WORK INSTRUCTIONS ▸ Below is a block of entries; repeat all of it exactly but omit the pictures.

##############################

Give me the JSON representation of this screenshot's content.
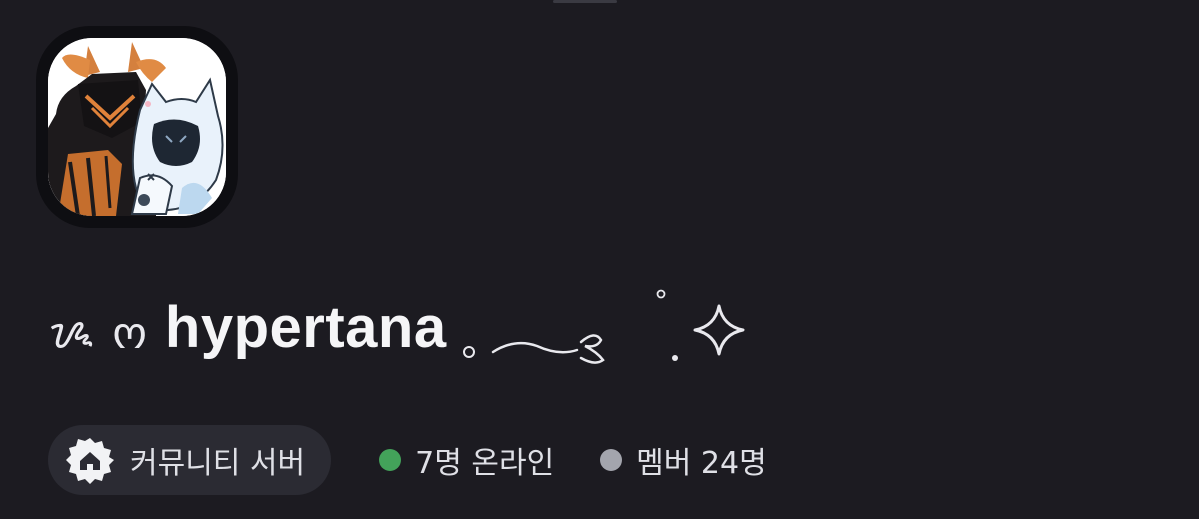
{
  "server": {
    "name": "hypertana",
    "name_prefix": "ᝰ ო",
    "name_suffix_decoration": "ₒ ‿︵ ⊱  ˚. ✧",
    "icon": "server-avatar-image"
  },
  "community_badge": {
    "icon": "community-home-icon",
    "label": "커뮤니티 서버"
  },
  "stats": {
    "online_label": "7명 온라인",
    "members_label": "멤버 24명"
  },
  "colors": {
    "background": "#1c1b21",
    "pill_background": "#2b2b33",
    "online_dot": "#43a25a",
    "members_dot": "#a3a5ad",
    "text_primary": "#f5f5f7",
    "text_secondary": "#dfe0e6"
  }
}
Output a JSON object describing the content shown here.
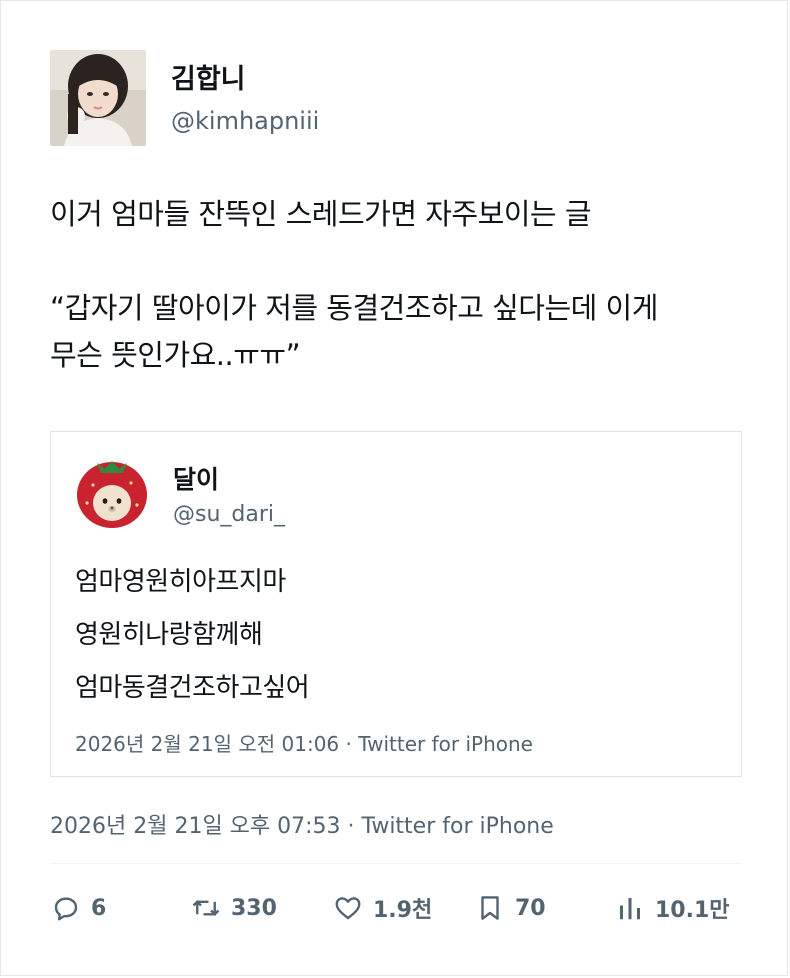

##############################

ANSWER SPACE ▸
Give me the JSON representation of this screenshot's content.
{
  "server": {
    "name": "hypertana",
    "name_prefix": "ᝰ ო",
    "name_suffix_decoration": "ₒ ‿︵ ⊱  ˚. ✧",
    "icon": "server-avatar-image"
  },
  "community_badge": {
    "icon": "community-home-icon",
    "label": "커뮤니티 서버"
  },
  "stats": {
    "online_label": "7명 온라인",
    "members_label": "멤버 24명"
  },
  "colors": {
    "background": "#1c1b21",
    "pill_background": "#2b2b33",
    "online_dot": "#43a25a",
    "members_dot": "#a3a5ad",
    "text_primary": "#f5f5f7",
    "text_secondary": "#dfe0e6"
  }
}
Output a JSON object describing the content shown here.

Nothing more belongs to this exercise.